Enter the shoreline park at the main entrance. Cross back over Dornan Dr. at the entrance sign to a dirt surface trail, and cross over a zigzag series of wooden bridges over a meadow. As soon as you enter the woods on the edge of the meadow, the trail begins a rapid ascent on a series of wooden steps reinforcing the dirt trail. A “T” in the trail is quickly reached, so stay right now and enjoy the upcoming views out to Angel Island, Mt. Tam, Marin, the San Rafael Bridge and Chevron’s long pier. It’s a pleasant start for a hike, wandering through mostly pine woods, and a good wildflower display including walls of Sticky Monkeyflower, vetch, and Ithuriel’s Spear.

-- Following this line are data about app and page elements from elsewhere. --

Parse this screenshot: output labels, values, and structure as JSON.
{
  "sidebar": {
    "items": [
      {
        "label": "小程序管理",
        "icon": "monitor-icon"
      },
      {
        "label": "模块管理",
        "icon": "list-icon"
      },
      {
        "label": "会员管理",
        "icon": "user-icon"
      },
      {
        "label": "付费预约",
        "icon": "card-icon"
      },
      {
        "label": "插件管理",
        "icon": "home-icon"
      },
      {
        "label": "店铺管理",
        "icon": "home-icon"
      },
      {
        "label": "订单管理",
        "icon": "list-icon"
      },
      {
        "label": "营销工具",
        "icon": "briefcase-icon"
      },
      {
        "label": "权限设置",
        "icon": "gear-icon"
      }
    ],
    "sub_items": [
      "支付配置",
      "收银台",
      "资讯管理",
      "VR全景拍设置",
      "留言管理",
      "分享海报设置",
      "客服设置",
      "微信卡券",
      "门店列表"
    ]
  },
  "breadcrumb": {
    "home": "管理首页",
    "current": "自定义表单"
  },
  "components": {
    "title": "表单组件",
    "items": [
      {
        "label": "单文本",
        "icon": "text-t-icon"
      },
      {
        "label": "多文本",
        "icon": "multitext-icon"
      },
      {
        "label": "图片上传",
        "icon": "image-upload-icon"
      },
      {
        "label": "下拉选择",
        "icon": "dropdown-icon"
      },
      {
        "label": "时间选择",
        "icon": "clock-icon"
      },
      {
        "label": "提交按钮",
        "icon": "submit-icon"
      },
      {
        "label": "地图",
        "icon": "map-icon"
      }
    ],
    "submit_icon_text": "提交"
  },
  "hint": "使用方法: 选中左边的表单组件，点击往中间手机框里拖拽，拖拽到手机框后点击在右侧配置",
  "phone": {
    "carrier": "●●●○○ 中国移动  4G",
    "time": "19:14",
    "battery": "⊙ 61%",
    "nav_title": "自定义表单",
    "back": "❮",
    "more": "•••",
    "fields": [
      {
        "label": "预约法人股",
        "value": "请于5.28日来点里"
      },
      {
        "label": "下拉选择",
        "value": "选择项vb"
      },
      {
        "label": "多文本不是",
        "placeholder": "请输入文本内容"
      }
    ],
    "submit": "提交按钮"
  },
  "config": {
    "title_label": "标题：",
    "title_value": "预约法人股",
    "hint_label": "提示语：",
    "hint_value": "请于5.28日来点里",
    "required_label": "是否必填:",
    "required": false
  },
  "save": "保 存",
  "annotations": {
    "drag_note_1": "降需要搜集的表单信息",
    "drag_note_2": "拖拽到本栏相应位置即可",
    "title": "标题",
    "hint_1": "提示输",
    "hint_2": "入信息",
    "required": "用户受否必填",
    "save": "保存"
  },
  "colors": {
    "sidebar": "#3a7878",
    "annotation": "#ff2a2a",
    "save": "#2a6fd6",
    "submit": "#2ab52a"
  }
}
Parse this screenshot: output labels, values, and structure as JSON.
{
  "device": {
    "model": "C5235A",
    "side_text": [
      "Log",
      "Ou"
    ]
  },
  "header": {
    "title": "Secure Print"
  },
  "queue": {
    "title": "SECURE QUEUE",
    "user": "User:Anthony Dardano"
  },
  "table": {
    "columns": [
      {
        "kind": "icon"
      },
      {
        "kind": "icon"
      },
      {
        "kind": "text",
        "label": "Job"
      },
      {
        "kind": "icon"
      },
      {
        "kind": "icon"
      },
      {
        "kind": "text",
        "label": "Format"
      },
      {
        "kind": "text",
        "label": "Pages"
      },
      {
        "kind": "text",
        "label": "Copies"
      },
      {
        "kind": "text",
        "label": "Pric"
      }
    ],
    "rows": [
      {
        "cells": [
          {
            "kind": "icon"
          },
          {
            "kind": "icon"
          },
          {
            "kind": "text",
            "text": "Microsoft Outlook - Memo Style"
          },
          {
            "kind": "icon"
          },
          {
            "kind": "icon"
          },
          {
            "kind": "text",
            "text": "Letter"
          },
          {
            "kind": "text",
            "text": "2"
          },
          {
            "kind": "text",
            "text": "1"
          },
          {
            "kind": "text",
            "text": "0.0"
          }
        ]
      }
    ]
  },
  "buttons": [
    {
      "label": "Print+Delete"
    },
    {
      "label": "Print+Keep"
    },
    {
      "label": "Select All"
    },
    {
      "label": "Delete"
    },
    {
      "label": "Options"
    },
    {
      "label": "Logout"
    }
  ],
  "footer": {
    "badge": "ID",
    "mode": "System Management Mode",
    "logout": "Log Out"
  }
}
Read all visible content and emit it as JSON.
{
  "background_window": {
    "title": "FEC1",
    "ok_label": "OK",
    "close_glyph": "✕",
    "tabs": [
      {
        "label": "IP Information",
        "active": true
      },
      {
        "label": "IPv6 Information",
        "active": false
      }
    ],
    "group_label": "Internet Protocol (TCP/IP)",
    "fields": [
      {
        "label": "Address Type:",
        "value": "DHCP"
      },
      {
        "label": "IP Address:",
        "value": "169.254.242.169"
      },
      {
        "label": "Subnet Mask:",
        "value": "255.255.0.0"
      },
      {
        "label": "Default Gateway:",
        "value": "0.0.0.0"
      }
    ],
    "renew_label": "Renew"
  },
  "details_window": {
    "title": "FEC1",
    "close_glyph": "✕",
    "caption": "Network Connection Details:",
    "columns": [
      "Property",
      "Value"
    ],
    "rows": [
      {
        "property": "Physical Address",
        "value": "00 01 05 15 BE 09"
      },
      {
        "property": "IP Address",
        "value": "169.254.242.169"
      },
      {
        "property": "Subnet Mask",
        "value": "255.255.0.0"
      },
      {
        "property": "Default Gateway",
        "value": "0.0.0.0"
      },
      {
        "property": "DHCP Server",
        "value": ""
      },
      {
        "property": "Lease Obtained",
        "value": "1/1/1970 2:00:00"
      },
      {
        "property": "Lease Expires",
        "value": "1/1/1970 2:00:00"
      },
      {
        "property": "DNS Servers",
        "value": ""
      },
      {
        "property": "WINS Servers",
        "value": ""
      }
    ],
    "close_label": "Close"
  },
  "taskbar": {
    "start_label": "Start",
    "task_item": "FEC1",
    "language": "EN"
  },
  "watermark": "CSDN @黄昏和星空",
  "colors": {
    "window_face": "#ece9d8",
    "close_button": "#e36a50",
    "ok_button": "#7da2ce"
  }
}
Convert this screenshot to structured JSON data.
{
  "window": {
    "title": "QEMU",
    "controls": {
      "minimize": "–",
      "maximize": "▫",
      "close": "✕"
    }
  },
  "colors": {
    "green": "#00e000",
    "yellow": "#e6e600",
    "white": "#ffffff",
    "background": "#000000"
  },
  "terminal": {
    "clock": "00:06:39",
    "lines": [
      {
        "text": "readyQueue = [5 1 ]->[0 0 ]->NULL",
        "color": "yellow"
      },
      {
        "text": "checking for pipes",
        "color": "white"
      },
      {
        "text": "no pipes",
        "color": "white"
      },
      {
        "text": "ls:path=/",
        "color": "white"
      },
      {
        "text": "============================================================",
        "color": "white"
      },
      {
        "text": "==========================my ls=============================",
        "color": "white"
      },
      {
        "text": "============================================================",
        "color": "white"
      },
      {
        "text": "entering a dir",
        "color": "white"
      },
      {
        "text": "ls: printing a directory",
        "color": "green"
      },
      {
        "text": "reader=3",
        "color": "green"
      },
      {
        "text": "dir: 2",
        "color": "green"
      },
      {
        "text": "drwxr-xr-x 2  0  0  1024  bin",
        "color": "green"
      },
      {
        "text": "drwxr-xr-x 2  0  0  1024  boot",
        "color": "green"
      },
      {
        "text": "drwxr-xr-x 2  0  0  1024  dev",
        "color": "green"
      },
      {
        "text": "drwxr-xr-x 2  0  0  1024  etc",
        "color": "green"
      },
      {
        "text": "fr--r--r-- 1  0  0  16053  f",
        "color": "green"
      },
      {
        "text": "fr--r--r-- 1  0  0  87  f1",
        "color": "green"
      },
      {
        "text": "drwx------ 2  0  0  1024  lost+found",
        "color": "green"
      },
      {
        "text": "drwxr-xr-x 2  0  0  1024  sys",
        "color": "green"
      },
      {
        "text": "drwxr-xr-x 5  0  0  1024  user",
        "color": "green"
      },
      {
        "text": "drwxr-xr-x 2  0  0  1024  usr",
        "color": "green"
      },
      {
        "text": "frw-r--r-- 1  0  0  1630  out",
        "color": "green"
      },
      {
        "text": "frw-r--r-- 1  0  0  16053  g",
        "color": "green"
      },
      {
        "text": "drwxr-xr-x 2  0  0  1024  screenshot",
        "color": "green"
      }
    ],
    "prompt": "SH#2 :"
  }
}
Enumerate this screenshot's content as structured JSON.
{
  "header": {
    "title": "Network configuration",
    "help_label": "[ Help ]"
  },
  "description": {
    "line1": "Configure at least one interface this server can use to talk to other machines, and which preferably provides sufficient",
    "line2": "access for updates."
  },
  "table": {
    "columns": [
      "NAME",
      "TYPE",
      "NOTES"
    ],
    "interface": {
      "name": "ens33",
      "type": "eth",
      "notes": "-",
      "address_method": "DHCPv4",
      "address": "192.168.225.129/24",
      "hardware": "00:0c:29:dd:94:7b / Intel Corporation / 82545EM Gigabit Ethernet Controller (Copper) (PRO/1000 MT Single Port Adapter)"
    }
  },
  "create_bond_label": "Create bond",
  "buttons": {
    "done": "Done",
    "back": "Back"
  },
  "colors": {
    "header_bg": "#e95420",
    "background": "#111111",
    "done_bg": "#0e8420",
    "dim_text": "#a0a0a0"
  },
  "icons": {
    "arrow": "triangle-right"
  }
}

There’s a trail sign informing that you’re on the “Old Country Road Trail”. Upon arriving at an unmarked trail sign missing information in the recessed circles on the pole, stay right and follow the trail on a gradual climb. At the next trail junction marked with a trail sign West Ridge and Old Country Rd. continue upward, don’t take the fork leading down and to the right. The views continue to improve as altitude is gained. East Bay cities, Brooks Island, the old Kaiser Shipyard #3 in the distance and the Richmond Yacht Harbor directly below are some of the eye catching sights. If you’re there at the right time, you may hear the distant 19th Century vintage air powered “diaphone” fog horn on East Brother Island when the caretakers show off its classic sound.
Return back down the trail the short distance to the sign with unmarked circles and cross Old Country Tr., heading uphill and straight ahead. Just ahead you’ll arrive at a badly eroded hillside where the trail widens to 3 tracks. Stay in the left most track, stair casing upwards finally reaching a bench and level rest area at a mound, circled by a paved blacktop road. The mound is labeled on park maps as “False Gun”, a past war dummy gun relic site. Turn right, following the paved road as it runs along the ridge back. Take a dirt path veering right and descending gently down the ridge back to a nearby spectacular 360 degree birds eye viewpoint. The WWII Victory Ship Red Oak can be clearly seen at the nearby dock.
Now return back to “False Gun” and continue to head roughly North on the ridge back. Stay on the road as it reaches steeper more eroded trail and a sign directing you up the Marine View trail. Pass a trail junction and take the steep wooden steps to the right. The section soon becomes rocky, steep and rutted but not for long. Arrive at a paved road near the summit of Nichols Knob marked by a sign “Crest Trail”. Follow the paved road right, to the true summit with picnic tables and jaw dropping views.
Return to the trail head by exiting the summit plateau heading northwest towards the San Rafael Bridge visible in the distance, at the trail sign marking the descending Marine View Trail. At a soon reached trail “T” go right. Almost immediately reach another junction and rejoin the Old Country Rd. Trail and go right, yet again. At a small paved road, stay left to the immediate dead end, and descend down a very short trail to another paved road, Western Dr. Turn right, walk a short distance to a gate blocking a road descending off Western Dr. There’s a stair case by the gate, dropping down to a picnic area and restrooms just above Keller Beach. Swimming is allowed if you have the time and it’s a warm day. Otherwise, take the paved path with an iron hand rail heading left, and follow the trail on the right side of the railroad tracks as it runs parallel to the shoreline. Eventually you’ll pass through a fence and then around a second fence across the trail. Look immediately left for a trail through a short section of grass leading into the Miller Knox Regional Shoreline Park and a lagoon. Join the paved trail, stay left around the lagoon shoreline to the entry parking area and reach the end of the hike. It’s been a scenic hike with amazing over views even the local residents are unlikely to have seen.